- Thematically strong. Here’s a bold statement:
The Grizzled is one of the best war games ever made.
The elitist wargamers out there will naysay and point out that it isn’t a “wargame,” technically, and that it isn’t about the war, but rather the experience of brotherhood during war. And to this, I say: exactly. Ask any soldier who’s been in the suck, and you’ll find, more often than not, that they rapidly reached a point where they couldn’t have possibly cared less about the war or the strategy or the “Cause” or any of the other rhetoric. All of that stuff almost immediately dissolves into abstract senselessness, and the only thing that really matters are the three or four guys standing right next to you. That’s The Grizzled. And that kind of authenticity leads me to my final remarks.
The Grizzled is a great experience for strategists, war aficionados, and people who like intense games. But it’s more than that. This game is important. Just two weeks ago I wrote an article espousing the artistic value of modern games. Meanwhile, last November, I wrote an article arguing the cultural significance of Monopoly. The Grizzled epitomizes everything I was decrying in those pieces. This is a game every person should own, even if they never play it or wouldn’t even enjoy it as a game. This game is a requiem.

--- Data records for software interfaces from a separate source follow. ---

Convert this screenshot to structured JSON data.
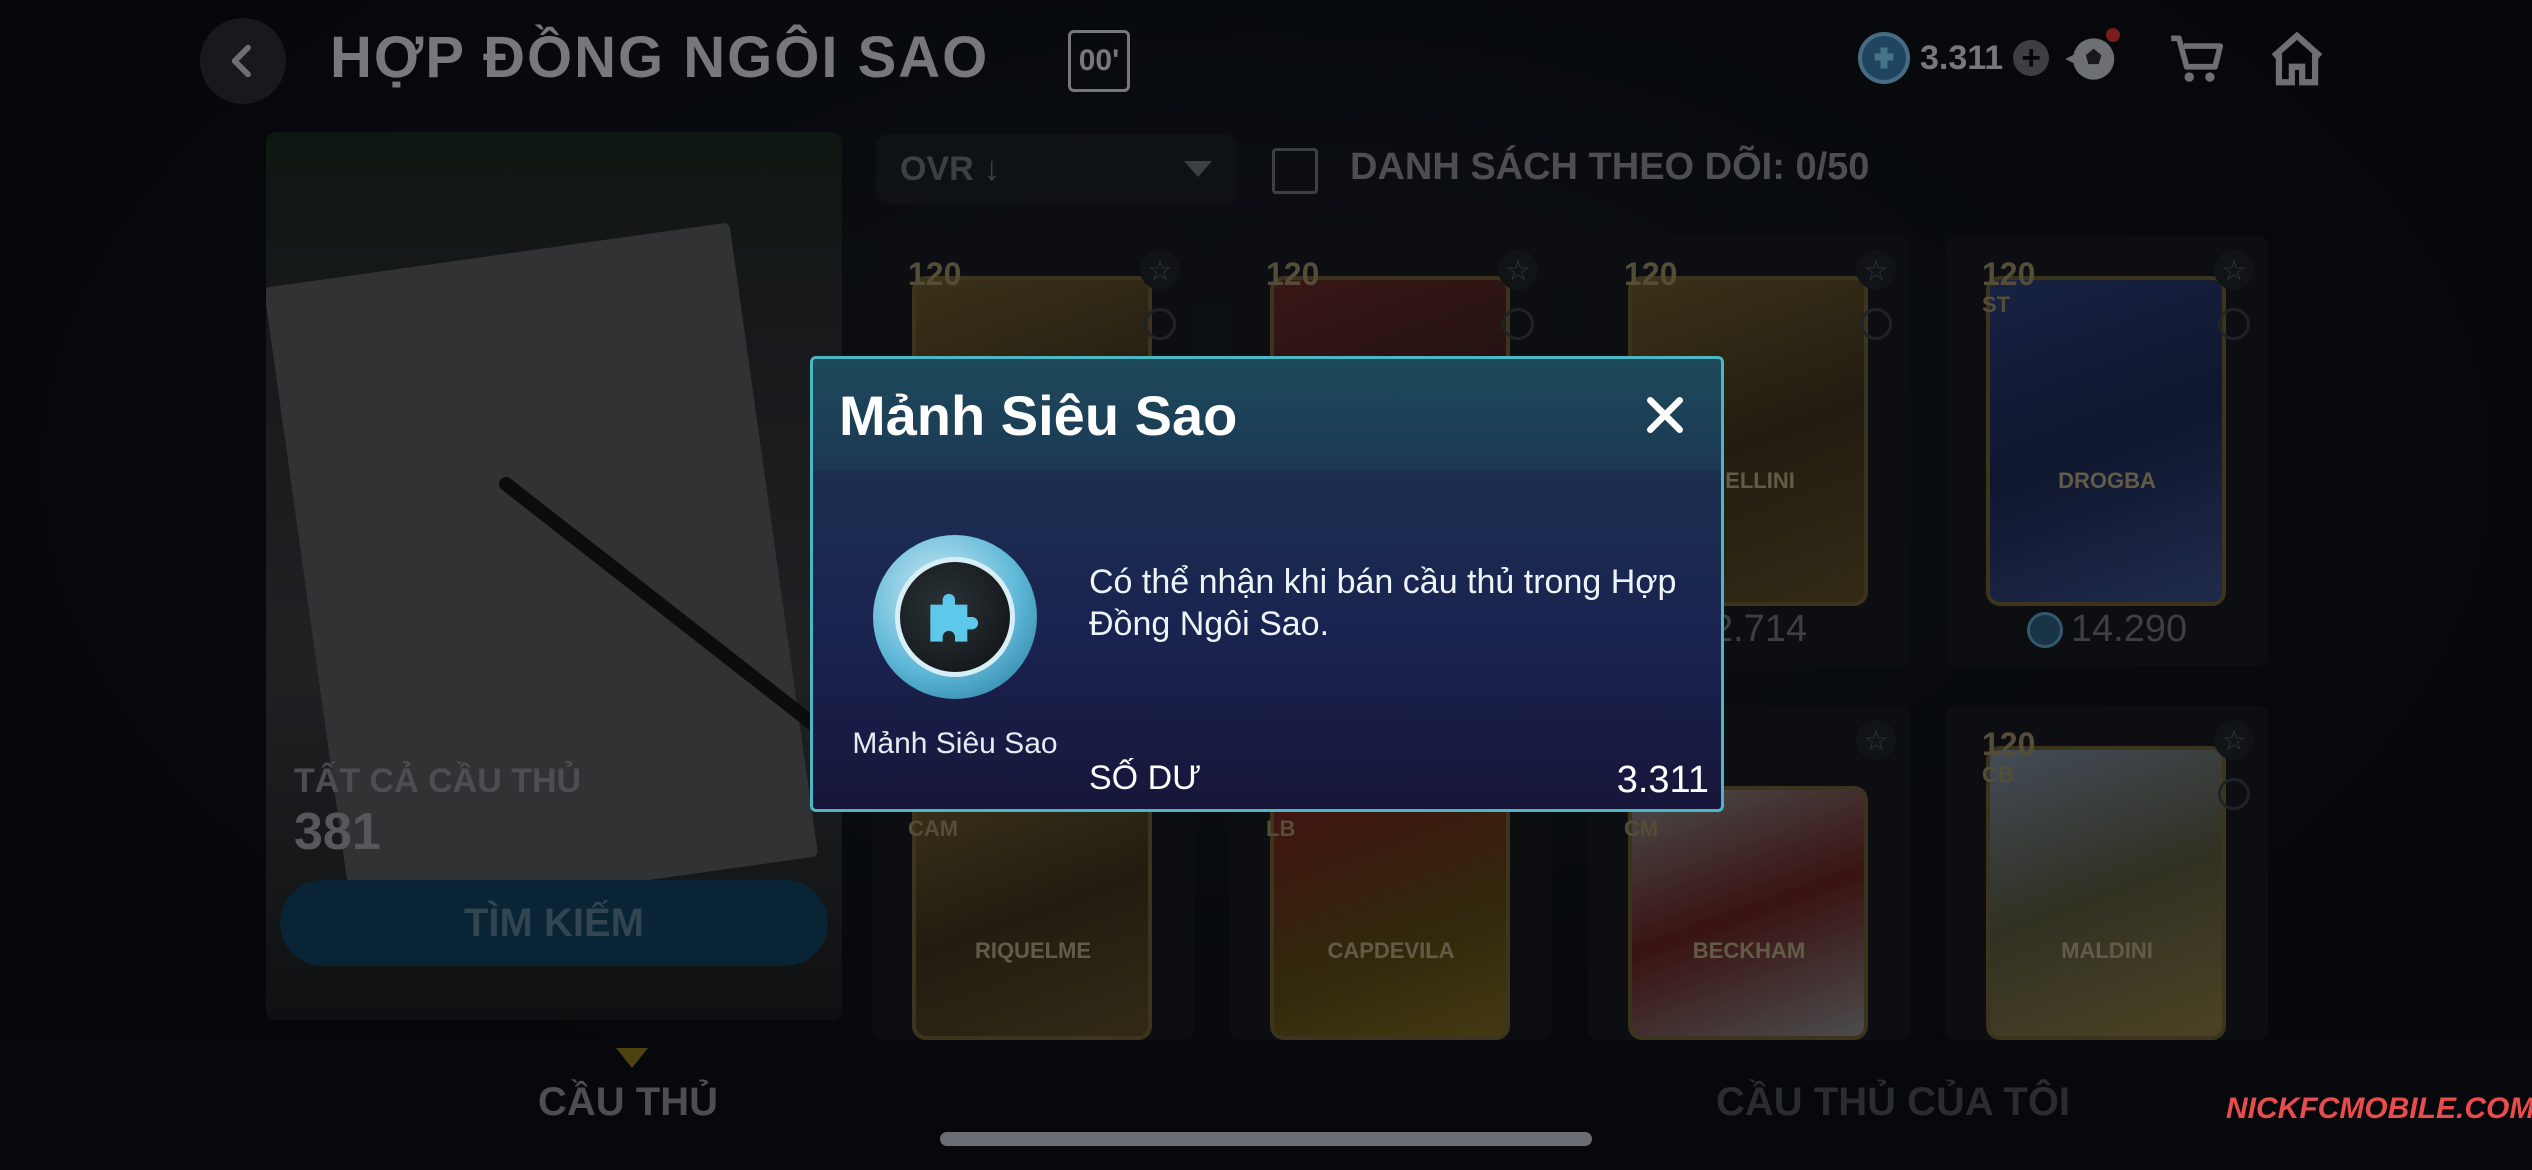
{
  "header": {
    "title": "HỢP ĐỒNG NGÔI SAO",
    "badge": "00'",
    "currency_value": "3.311",
    "icons": [
      "back-icon",
      "coin-icon",
      "plus-icon",
      "ball-icon",
      "cart-icon",
      "home-icon"
    ]
  },
  "left_panel": {
    "all_label": "TẤT CẢ CẦU THỦ",
    "all_count": "381",
    "search_button": "TÌM KIẾM"
  },
  "toolbar": {
    "sort_value": "OVR ↓",
    "watchlist_label": "DANH SÁCH THEO DÕI: 0/50"
  },
  "cards": [
    {
      "ovr": "120",
      "pos": "",
      "name": "",
      "price": ""
    },
    {
      "ovr": "120",
      "pos": "",
      "name": "",
      "price": ""
    },
    {
      "ovr": "120",
      "pos": "",
      "name": "HIELLINI",
      "price": "12.714"
    },
    {
      "ovr": "120",
      "pos": "ST",
      "name": "DROGBA",
      "price": "14.290"
    },
    {
      "ovr": "",
      "pos": "CAM",
      "name": "RIQUELME",
      "price": ""
    },
    {
      "ovr": "",
      "pos": "LB",
      "name": "CAPDEVILA",
      "price": ""
    },
    {
      "ovr": "",
      "pos": "CM",
      "name": "BECKHAM",
      "price": ""
    },
    {
      "ovr": "120",
      "pos": "CB",
      "name": "MALDINI",
      "price": ""
    }
  ],
  "tabs": {
    "players": "CẦU THỦ",
    "my_players": "CẦU THỦ CỦA TÔI"
  },
  "watermark": "NICKFCMOBILE.COM",
  "modal": {
    "title": "Mảnh Siêu Sao",
    "item_label": "Mảnh Siêu Sao",
    "description": "Có thể nhận khi bán cầu thủ trong Hợp Đồng Ngôi Sao.",
    "balance_label": "SỐ DƯ",
    "balance_value": "3.311",
    "icon": "puzzle-piece-icon"
  },
  "colors": {
    "modal_border": "#4bb7c5",
    "accent_blue": "#3b7fb0",
    "card_gold": "#6e5f35"
  }
}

It is an homage, not only to those who endured the madness of the trenches in the First World War, but to all combat veterans everywhere, ever. The game’s skin and artwork could literally be changed to any war in history, and the emphasis and truth of the camaraderie would be just the same. And yet, we must never change the artwork in this game now, as it is one of the last contributions by Bernard Verlhac, better known by his pen name, Tignous: a cartoonist and satirist who was killed in the Charlie Hebdo shootings last year. The Grizzled is so saturated with socio-political energy—it screams so loudly about injustice and government stupidity that it could be a supernatural artifact in Warehouse 13. This is a game that belongs in every household regardless of whether it is put to its primary function, right next to your Bible and your Qur’an and your Two Treatises on Government and your Communist Manifesto.
Buy it. Buy another one for someone else. And play it. If you don’t care for the game, that’s okay. Play it one more time anyway. We owe at least that much to all the souls who’ve created it.